TASK INPUT =
----
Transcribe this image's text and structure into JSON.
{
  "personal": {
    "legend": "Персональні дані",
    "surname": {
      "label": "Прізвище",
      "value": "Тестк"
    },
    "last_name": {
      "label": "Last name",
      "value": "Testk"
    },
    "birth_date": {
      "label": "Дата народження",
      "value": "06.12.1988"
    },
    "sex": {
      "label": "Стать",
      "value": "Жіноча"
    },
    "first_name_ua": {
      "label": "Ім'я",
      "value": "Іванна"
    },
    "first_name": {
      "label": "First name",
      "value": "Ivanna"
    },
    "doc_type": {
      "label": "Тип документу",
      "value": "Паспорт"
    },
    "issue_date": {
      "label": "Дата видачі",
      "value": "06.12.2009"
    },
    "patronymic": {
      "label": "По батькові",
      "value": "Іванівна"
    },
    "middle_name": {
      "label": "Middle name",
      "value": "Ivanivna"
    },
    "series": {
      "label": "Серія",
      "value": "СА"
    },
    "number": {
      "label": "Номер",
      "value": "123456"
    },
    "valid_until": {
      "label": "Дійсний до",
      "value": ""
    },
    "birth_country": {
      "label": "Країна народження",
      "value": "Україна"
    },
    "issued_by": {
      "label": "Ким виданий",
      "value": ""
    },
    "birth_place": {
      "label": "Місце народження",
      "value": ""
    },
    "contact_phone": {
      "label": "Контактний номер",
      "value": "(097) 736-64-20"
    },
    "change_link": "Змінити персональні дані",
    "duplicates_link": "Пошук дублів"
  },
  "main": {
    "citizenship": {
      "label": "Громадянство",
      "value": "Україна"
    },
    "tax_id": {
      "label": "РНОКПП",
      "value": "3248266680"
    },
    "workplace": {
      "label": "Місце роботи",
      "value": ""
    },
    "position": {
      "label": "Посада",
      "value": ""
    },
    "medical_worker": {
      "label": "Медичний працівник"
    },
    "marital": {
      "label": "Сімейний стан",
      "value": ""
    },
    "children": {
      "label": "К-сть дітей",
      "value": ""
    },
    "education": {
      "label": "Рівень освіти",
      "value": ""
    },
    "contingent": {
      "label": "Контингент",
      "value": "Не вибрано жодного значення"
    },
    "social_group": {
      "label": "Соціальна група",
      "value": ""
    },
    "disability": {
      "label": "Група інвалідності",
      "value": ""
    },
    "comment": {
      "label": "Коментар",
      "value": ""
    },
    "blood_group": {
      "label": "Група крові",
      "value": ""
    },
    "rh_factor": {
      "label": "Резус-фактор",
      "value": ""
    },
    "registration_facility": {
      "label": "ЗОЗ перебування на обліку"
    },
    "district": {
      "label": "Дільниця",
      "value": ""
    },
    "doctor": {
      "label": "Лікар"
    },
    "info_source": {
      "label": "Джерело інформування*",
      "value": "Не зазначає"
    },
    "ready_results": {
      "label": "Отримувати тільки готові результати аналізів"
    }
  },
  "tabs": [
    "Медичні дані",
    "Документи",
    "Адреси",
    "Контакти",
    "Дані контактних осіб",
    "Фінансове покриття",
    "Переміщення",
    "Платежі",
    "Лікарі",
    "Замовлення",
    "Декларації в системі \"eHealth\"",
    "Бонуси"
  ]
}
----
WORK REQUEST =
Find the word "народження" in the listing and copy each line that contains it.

FINAL ANSWER =
      "label": "Дата народження",
      "label": "Країна народження",
      "label": "Місце народження",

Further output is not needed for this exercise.